Reproduce all lines of the listing below in which the word "Дата" occurs.

· · · ·

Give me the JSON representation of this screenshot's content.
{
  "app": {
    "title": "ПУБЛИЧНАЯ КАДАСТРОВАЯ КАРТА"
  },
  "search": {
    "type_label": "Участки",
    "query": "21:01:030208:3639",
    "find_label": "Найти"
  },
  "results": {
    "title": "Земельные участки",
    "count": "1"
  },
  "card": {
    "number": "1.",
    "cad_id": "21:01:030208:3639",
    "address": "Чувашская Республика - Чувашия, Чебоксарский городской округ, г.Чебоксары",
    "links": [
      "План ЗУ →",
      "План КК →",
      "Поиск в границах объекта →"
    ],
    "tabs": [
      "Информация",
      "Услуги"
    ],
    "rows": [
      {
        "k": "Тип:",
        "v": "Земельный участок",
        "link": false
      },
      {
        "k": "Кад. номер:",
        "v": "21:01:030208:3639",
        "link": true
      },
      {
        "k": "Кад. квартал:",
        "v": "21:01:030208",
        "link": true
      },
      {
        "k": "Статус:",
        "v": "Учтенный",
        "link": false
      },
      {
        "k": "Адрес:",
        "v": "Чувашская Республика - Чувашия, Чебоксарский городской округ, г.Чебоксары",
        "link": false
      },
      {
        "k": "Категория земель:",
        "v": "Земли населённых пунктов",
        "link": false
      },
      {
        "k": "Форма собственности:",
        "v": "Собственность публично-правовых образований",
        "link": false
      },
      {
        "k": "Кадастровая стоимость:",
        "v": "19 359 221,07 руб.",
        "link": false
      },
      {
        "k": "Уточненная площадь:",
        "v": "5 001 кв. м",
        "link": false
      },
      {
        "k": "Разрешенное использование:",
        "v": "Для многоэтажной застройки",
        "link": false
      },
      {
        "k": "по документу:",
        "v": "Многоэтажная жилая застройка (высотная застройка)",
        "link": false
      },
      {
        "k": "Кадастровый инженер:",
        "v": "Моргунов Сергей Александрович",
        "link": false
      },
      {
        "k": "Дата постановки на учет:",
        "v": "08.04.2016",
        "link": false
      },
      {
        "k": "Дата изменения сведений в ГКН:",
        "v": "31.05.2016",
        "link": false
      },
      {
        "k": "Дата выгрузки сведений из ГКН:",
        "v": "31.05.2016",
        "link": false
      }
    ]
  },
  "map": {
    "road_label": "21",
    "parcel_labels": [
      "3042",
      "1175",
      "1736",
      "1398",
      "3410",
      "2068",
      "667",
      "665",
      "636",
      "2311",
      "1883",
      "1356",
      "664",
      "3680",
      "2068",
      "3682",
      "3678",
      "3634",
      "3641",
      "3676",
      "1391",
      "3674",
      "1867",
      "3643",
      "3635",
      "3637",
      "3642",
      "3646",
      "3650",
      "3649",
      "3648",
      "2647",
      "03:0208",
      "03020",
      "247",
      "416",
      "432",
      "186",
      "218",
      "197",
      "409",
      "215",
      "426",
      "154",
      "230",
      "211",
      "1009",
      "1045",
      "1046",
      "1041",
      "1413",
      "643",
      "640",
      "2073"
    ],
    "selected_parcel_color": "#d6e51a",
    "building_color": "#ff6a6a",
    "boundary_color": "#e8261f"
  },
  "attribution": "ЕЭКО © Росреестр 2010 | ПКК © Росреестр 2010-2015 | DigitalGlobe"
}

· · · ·

SOLUTION FOR THIS EXERCISE |
        "k": "Дата постановки на учет:",
        "k": "Дата изменения сведений в ГКН:",
        "k": "Дата выгрузки сведений из ГКН:",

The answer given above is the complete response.